*** EXTRACTED MATERIAL Section Begins ***

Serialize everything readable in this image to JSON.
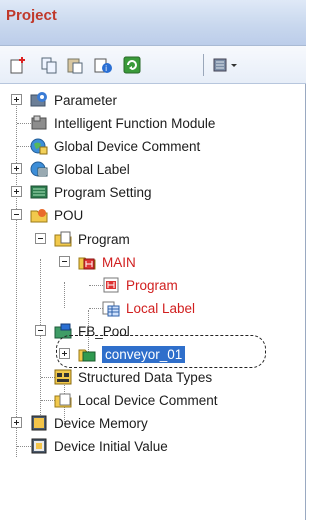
{
  "panel": {
    "title": "Project"
  },
  "toolbar": {
    "buttons": [
      "new-item-icon",
      "copy-icon",
      "paste-icon",
      "properties-icon",
      "refresh-icon",
      "tools-dropdown-icon"
    ]
  },
  "tree": {
    "items": [
      {
        "label": "Parameter",
        "icon": "parameter-icon"
      },
      {
        "label": "Intelligent Function Module",
        "icon": "module-icon"
      },
      {
        "label": "Global Device Comment",
        "icon": "global-comment-icon"
      },
      {
        "label": "Global Label",
        "icon": "global-label-icon"
      },
      {
        "label": "Program Setting",
        "icon": "program-setting-icon"
      },
      {
        "label": "POU",
        "icon": "pou-folder-icon"
      },
      {
        "label": "Program",
        "icon": "program-folder-icon"
      },
      {
        "label": "MAIN",
        "icon": "main-program-icon"
      },
      {
        "label": "Program",
        "icon": "program-file-icon"
      },
      {
        "label": "Local Label",
        "icon": "local-label-icon"
      },
      {
        "label": "FB_Pool",
        "icon": "fb-pool-icon"
      },
      {
        "label": "conveyor_01",
        "icon": "function-block-icon"
      },
      {
        "label": "Structured Data Types",
        "icon": "structured-data-icon"
      },
      {
        "label": "Local Device Comment",
        "icon": "local-comment-icon"
      },
      {
        "label": "Device Memory",
        "icon": "device-memory-icon"
      },
      {
        "label": "Device Initial Value",
        "icon": "device-initial-value-icon"
      }
    ]
  }
}
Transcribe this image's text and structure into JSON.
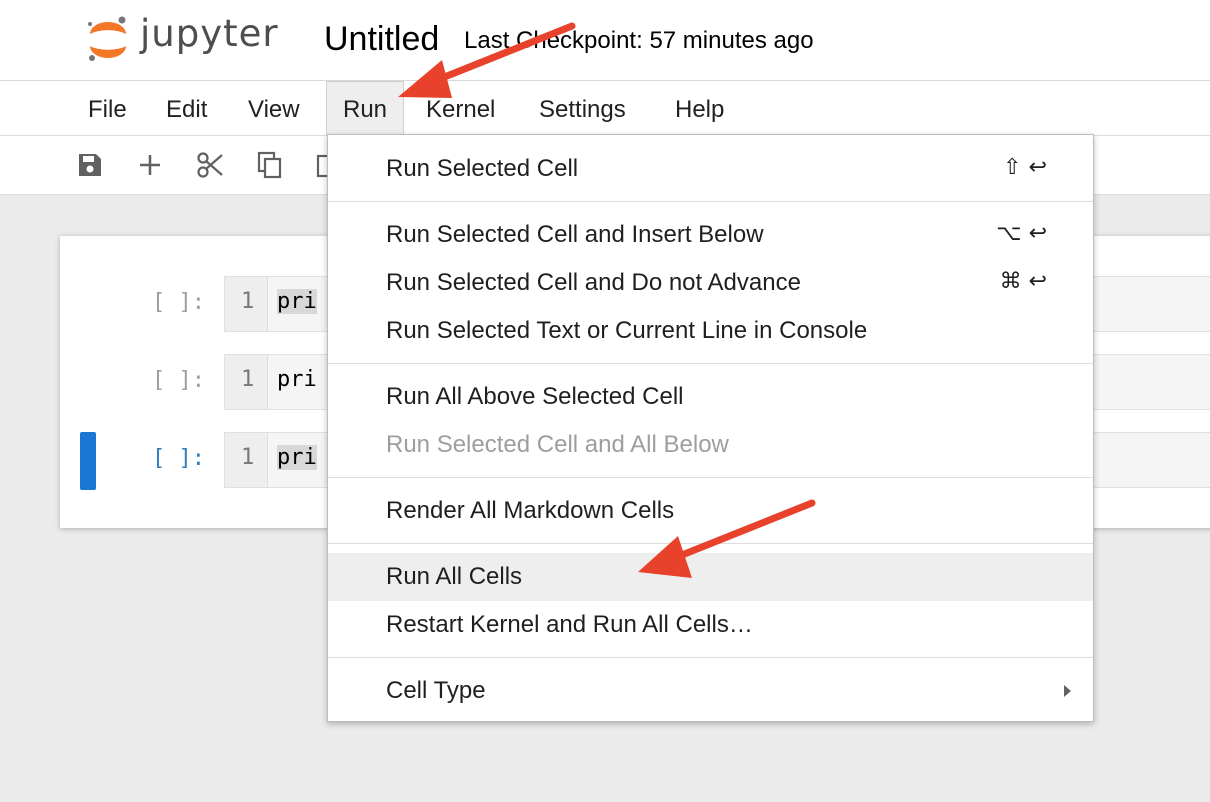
{
  "header": {
    "logo_text": "jupyter",
    "notebook_title": "Untitled",
    "checkpoint": "Last Checkpoint: 57 minutes ago"
  },
  "menubar": {
    "items": [
      {
        "label": "File"
      },
      {
        "label": "Edit"
      },
      {
        "label": "View"
      },
      {
        "label": "Run"
      },
      {
        "label": "Kernel"
      },
      {
        "label": "Settings"
      },
      {
        "label": "Help"
      }
    ],
    "active": "Run"
  },
  "toolbar": {
    "icons": [
      "save-icon",
      "add-icon",
      "cut-icon",
      "copy-icon",
      "paste-icon"
    ]
  },
  "cells": [
    {
      "prompt": "[ ]:",
      "line": "1",
      "code": "pri",
      "active": false
    },
    {
      "prompt": "[ ]:",
      "line": "1",
      "code": "pri",
      "active": false
    },
    {
      "prompt": "[ ]:",
      "line": "1",
      "code": "pri",
      "active": true
    }
  ],
  "run_menu": {
    "items": [
      {
        "label": "Run Selected Cell",
        "shortcut": "⇧ ↩"
      },
      {
        "label": "Run Selected Cell and Insert Below",
        "shortcut": "⌥ ↩"
      },
      {
        "label": "Run Selected Cell and Do not Advance",
        "shortcut": "⌘ ↩"
      },
      {
        "label": "Run Selected Text or Current Line in Console",
        "shortcut": ""
      },
      {
        "label": "Run All Above Selected Cell",
        "shortcut": ""
      },
      {
        "label": "Run Selected Cell and All Below",
        "shortcut": "",
        "disabled": true
      },
      {
        "label": "Render All Markdown Cells",
        "shortcut": ""
      },
      {
        "label": "Run All Cells",
        "shortcut": "",
        "highlighted": true
      },
      {
        "label": "Restart Kernel and Run All Cells…",
        "shortcut": ""
      },
      {
        "label": "Cell Type",
        "shortcut": "",
        "submenu": true
      }
    ]
  },
  "colors": {
    "jupyter_orange": "#f37726",
    "annotation_arrow": "#e8412c",
    "active_cell": "#1976d2"
  }
}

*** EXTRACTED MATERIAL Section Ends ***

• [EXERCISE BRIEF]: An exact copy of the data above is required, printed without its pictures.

• [REPLY]:
Serialize everything readable in this image to JSON.
{
  "panel": {
    "title": "Project"
  },
  "toolbar": {
    "buttons": [
      "new-item-icon",
      "copy-icon",
      "paste-icon",
      "properties-icon",
      "refresh-icon",
      "tools-dropdown-icon"
    ]
  },
  "tree": {
    "items": [
      {
        "label": "Parameter",
        "icon": "parameter-icon"
      },
      {
        "label": "Intelligent Function Module",
        "icon": "module-icon"
      },
      {
        "label": "Global Device Comment",
        "icon": "global-comment-icon"
      },
      {
        "label": "Global Label",
        "icon": "global-label-icon"
      },
      {
        "label": "Program Setting",
        "icon": "program-setting-icon"
      },
      {
        "label": "POU",
        "icon": "pou-folder-icon"
      },
      {
        "label": "Program",
        "icon": "program-folder-icon"
      },
      {
        "label": "MAIN",
        "icon": "main-program-icon"
      },
      {
        "label": "Program",
        "icon": "program-file-icon"
      },
      {
        "label": "Local Label",
        "icon": "local-label-icon"
      },
      {
        "label": "FB_Pool",
        "icon": "fb-pool-icon"
      },
      {
        "label": "conveyor_01",
        "icon": "function-block-icon"
      },
      {
        "label": "Structured Data Types",
        "icon": "structured-data-icon"
      },
      {
        "label": "Local Device Comment",
        "icon": "local-comment-icon"
      },
      {
        "label": "Device Memory",
        "icon": "device-memory-icon"
      },
      {
        "label": "Device Initial Value",
        "icon": "device-initial-value-icon"
      }
    ]
  }
}
Transcribe this image's text and structure into JSON.
{
  "header": {
    "logo_text": "jupyter",
    "notebook_title": "Untitled",
    "checkpoint": "Last Checkpoint: 57 minutes ago"
  },
  "menubar": {
    "items": [
      {
        "label": "File"
      },
      {
        "label": "Edit"
      },
      {
        "label": "View"
      },
      {
        "label": "Run"
      },
      {
        "label": "Kernel"
      },
      {
        "label": "Settings"
      },
      {
        "label": "Help"
      }
    ],
    "active": "Run"
  },
  "toolbar": {
    "icons": [
      "save-icon",
      "add-icon",
      "cut-icon",
      "copy-icon",
      "paste-icon"
    ]
  },
  "cells": [
    {
      "prompt": "[ ]:",
      "line": "1",
      "code": "pri",
      "active": false
    },
    {
      "prompt": "[ ]:",
      "line": "1",
      "code": "pri",
      "active": false
    },
    {
      "prompt": "[ ]:",
      "line": "1",
      "code": "pri",
      "active": true
    }
  ],
  "run_menu": {
    "items": [
      {
        "label": "Run Selected Cell",
        "shortcut": "⇧ ↩"
      },
      {
        "label": "Run Selected Cell and Insert Below",
        "shortcut": "⌥ ↩"
      },
      {
        "label": "Run Selected Cell and Do not Advance",
        "shortcut": "⌘ ↩"
      },
      {
        "label": "Run Selected Text or Current Line in Console",
        "shortcut": ""
      },
      {
        "label": "Run All Above Selected Cell",
        "shortcut": ""
      },
      {
        "label": "Run Selected Cell and All Below",
        "shortcut": "",
        "disabled": true
      },
      {
        "label": "Render All Markdown Cells",
        "shortcut": ""
      },
      {
        "label": "Run All Cells",
        "shortcut": "",
        "highlighted": true
      },
      {
        "label": "Restart Kernel and Run All Cells…",
        "shortcut": ""
      },
      {
        "label": "Cell Type",
        "shortcut": "",
        "submenu": true
      }
    ]
  },
  "colors": {
    "jupyter_orange": "#f37726",
    "annotation_arrow": "#e8412c",
    "active_cell": "#1976d2"
  }
}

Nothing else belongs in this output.